Quaternary Time Table
Older North American glacial research proposed four major glacial advances (Wisconsin, Illinoian, Kansan, and Nebraskan) during the Quaternary Period, and the Quaternary time scale was divided into the four glacial advances separated by three interglacials (Sangamon, Yarmouth, and Aftonian). More recent evidence suggests that there were many advances and retreats, and there is a trend toward dividing the Pleistocene into Late, Middle, and Early Pleistocene based upon new dating methods instead of glacial movement. Only the last glacial and interglacial are being retained as part of the Late Pleistocene.
|Epoch||Stage||Beginning date ka*|
|Holocene||10 to 12**|
|Middle Pleistocene||750 to 775|
|Early Pleistocene||1,650 or 2,480***|
* ka stands for kilo anno, or one thousand years. 10 ka would mean 10,000 years before the present, and 1,650 ka would mean 1,650,000 years before present.
** There is scientific debate on where to put this boundary, it appears at different ages around the world.
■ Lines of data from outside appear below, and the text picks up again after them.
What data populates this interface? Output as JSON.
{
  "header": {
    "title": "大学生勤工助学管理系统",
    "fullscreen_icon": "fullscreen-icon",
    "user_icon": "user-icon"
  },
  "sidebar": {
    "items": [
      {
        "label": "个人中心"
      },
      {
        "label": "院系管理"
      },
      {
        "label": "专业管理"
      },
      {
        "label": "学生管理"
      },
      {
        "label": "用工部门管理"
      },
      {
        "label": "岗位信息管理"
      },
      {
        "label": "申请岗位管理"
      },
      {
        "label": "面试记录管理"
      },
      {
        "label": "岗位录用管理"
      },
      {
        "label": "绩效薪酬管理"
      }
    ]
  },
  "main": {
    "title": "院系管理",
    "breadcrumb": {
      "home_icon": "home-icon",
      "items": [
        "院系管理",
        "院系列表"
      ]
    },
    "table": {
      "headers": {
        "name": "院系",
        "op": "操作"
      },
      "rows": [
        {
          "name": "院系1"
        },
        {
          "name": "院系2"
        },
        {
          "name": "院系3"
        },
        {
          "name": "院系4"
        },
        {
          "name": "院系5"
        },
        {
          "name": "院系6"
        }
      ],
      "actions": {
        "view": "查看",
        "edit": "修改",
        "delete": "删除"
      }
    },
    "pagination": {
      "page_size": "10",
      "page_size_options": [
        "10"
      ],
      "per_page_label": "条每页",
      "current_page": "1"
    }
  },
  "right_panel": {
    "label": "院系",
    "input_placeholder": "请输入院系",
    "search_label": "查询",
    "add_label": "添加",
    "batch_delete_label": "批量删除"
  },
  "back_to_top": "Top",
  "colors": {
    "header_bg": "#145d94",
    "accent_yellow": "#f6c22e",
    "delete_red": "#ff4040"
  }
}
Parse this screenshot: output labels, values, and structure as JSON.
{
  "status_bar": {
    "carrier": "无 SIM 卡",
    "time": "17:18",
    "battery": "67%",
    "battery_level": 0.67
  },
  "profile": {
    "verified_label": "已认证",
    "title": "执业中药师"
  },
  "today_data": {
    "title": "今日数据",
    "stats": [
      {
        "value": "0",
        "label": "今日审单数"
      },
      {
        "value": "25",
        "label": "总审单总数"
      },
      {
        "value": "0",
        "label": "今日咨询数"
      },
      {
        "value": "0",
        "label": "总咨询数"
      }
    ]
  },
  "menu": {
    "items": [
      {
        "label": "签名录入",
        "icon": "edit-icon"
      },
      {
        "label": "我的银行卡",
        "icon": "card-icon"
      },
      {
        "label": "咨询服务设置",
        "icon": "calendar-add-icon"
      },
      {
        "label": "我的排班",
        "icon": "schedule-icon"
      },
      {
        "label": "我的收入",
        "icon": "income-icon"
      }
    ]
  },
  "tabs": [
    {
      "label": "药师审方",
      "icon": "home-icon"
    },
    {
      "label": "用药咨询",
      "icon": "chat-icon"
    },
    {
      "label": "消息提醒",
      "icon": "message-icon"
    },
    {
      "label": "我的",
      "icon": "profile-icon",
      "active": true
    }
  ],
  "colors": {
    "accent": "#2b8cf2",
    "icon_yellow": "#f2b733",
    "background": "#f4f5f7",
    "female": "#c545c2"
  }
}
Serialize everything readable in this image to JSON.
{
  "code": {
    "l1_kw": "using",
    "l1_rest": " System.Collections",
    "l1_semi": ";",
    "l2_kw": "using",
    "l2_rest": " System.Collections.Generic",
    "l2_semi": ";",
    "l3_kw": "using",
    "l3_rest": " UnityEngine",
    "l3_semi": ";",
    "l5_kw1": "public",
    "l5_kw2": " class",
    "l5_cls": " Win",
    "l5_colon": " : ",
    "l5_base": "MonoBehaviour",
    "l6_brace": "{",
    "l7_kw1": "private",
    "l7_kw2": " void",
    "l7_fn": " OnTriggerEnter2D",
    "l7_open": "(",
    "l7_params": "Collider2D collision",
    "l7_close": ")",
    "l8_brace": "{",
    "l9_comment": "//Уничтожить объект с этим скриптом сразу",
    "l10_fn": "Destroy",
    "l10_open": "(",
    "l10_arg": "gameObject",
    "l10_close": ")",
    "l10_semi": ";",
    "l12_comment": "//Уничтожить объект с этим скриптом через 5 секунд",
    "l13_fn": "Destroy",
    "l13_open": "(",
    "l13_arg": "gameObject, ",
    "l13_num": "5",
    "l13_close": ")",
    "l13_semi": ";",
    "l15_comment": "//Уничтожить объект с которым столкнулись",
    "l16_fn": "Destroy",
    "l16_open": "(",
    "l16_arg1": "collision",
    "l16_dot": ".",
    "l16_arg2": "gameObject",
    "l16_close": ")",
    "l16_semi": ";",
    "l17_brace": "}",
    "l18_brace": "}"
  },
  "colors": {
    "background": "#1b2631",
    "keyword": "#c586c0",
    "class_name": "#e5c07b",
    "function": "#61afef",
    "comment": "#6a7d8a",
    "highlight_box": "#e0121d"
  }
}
*** Two different times have been proposed for the international standard Pliocene-Pleistocene boundary. The problem is that neither of them are a clear marker throughout the world.